Irrespective of the 9K-gremlin – which could well become an easily-targeted scapegoat for all university woes over the next few years – the university has a duty to its population to retain its academic prestige and continuously work towards improving the student experience. In light of this fact, SCAN Investigations is undertaking a long-term evaluation of how students perceive their experience of Lancaster across a variety of areas, including academic assessment and feedback, college life and accommodation, financial management and ‘hidden’ course costs, and (dare we utter the phrase) the aforementioned tuition-fee increase.
The support pledged by Lancaster in light of its decision on fees, along with the benefits cited by the then-Vice-Chancellor Paul Wellings, could allay many fears over the outlook for incoming undergraduates. Wellings justified the fee decision last year by arguing that ‘[t]his will allow Lancaster to build on its track record of success in attracting well qualified students from a variety of different backgrounds and to invest further in the student experience.’ Wellings pledged a sum of £3.9m spent by the University on widening participation through scholarships and bursaries to incoming undergraduates.

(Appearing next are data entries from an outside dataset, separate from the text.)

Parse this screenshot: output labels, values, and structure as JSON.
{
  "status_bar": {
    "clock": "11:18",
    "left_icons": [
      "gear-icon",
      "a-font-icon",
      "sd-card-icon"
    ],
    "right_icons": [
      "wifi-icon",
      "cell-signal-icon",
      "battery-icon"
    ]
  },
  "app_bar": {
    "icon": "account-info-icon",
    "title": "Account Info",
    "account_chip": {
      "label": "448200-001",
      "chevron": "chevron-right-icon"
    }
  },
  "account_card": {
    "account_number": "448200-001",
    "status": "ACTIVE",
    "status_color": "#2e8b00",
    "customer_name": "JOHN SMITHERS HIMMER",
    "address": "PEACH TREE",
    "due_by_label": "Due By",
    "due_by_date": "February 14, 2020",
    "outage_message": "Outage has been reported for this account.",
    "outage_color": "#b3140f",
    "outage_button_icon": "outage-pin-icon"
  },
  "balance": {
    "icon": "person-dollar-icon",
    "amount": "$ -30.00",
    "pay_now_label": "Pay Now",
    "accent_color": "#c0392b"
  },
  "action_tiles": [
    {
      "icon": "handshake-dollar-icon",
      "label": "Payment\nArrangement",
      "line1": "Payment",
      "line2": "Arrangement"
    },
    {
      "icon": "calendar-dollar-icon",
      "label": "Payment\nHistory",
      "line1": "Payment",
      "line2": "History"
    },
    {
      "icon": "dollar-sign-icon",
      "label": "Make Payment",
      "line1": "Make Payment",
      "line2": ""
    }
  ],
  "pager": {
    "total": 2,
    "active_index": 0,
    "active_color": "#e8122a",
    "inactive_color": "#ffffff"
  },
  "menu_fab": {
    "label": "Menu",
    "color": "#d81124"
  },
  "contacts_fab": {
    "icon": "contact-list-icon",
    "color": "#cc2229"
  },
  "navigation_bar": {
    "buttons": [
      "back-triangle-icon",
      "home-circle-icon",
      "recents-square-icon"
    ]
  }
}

We are looking to liaise with a group of first-year students (two or three per faculty) at regular intervals throughout the year in order to ascertain how their perceptions of Higher Education have altered, if at all, as their courses have progressed.
A particular area of concern is whether students are in fact ambivalent towards the issue of the increased tuition fees. It has been posited that the sheer magnitude at which projected student debt now stands has meant that it has ceased to retain any sense of realism in the everyday lives of those embarking upon their studies in 2012. We want to gauge student opinion: is the University providing value for money, and are its academic and financial prerequisites for entry appropriate?
You can also discuss your concerns comment on issues raised by LUSU via its Your Voice service (found at http://yourvoice.lusu.co.uk).
If you would like to participate in the student focus group then please contact email@example.com.